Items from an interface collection
──────────────────────────────

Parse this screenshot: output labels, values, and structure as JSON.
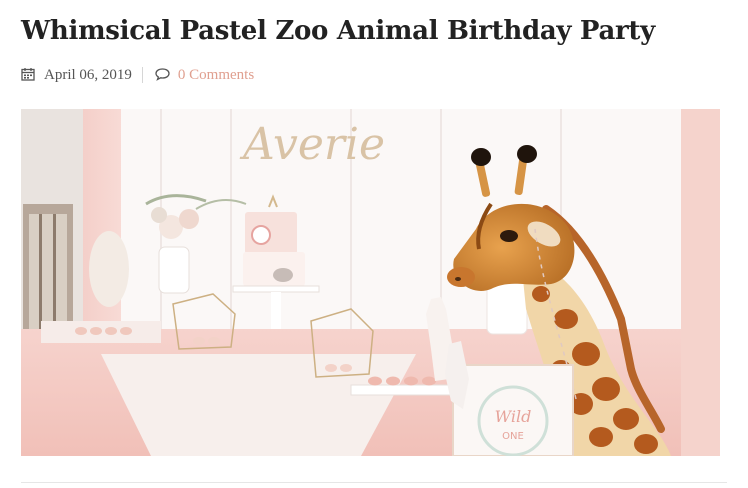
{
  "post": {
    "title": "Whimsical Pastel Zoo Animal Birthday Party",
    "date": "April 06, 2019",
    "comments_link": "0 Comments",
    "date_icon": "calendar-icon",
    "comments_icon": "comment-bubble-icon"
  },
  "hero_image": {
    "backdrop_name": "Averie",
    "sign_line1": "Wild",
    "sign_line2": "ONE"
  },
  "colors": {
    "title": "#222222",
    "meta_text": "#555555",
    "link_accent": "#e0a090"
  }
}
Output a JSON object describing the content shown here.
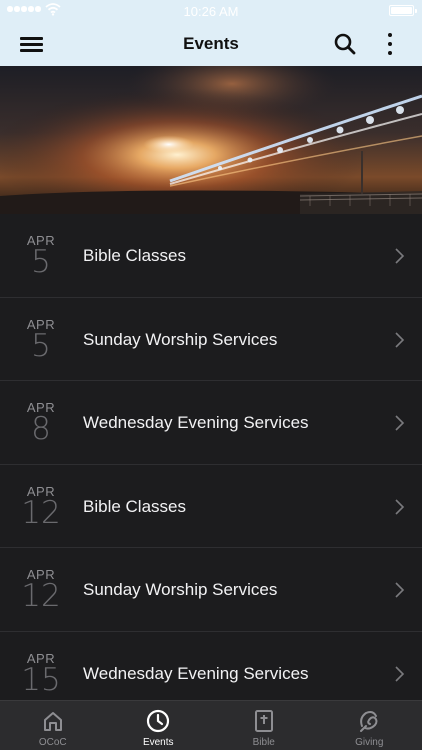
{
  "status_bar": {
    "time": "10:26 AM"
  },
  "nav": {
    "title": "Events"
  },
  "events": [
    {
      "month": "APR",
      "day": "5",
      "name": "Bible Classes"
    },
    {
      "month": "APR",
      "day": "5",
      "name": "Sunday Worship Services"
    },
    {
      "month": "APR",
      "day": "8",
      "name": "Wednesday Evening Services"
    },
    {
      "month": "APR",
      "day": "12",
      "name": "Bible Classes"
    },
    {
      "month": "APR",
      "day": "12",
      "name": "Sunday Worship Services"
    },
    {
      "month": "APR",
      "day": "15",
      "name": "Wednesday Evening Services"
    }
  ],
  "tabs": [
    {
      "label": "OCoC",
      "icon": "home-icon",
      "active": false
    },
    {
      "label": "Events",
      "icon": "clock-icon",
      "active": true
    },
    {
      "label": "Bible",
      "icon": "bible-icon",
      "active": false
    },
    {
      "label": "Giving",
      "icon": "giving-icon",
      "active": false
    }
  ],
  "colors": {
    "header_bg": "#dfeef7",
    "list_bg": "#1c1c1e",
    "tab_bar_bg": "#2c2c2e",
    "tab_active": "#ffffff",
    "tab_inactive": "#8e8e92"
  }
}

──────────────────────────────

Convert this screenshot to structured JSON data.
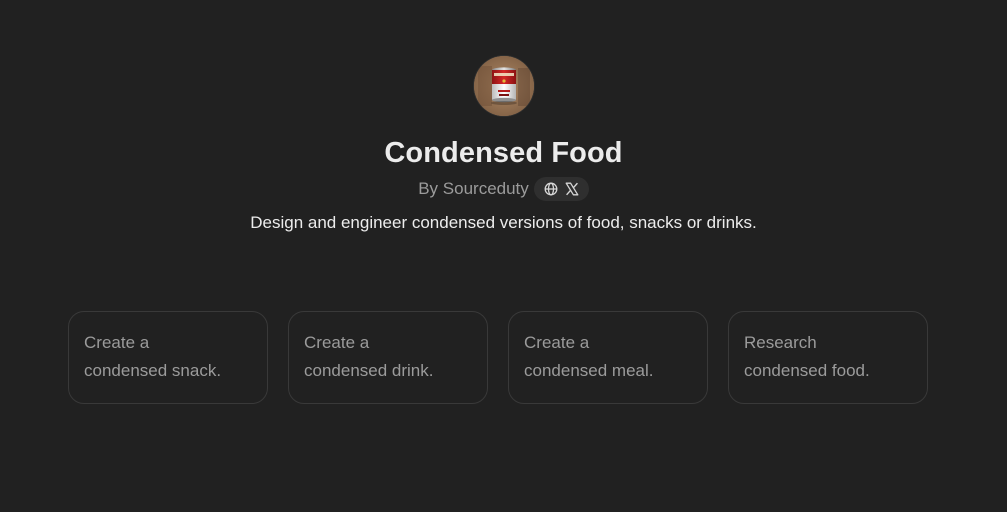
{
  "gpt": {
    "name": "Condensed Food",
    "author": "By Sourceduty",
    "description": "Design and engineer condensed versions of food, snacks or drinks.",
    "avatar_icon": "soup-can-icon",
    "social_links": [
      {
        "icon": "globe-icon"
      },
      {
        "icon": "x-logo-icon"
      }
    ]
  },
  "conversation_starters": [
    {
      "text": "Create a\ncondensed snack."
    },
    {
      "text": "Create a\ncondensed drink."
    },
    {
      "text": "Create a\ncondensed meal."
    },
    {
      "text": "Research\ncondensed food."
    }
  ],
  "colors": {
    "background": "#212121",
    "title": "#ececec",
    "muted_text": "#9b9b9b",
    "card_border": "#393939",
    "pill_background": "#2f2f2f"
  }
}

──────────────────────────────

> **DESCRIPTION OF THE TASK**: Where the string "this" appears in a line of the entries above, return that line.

> **EXERCISE OUTPUT**:
Parse this screenshot: output labels, values, and structure as JSON.
Convert this screenshot to structured JSON data.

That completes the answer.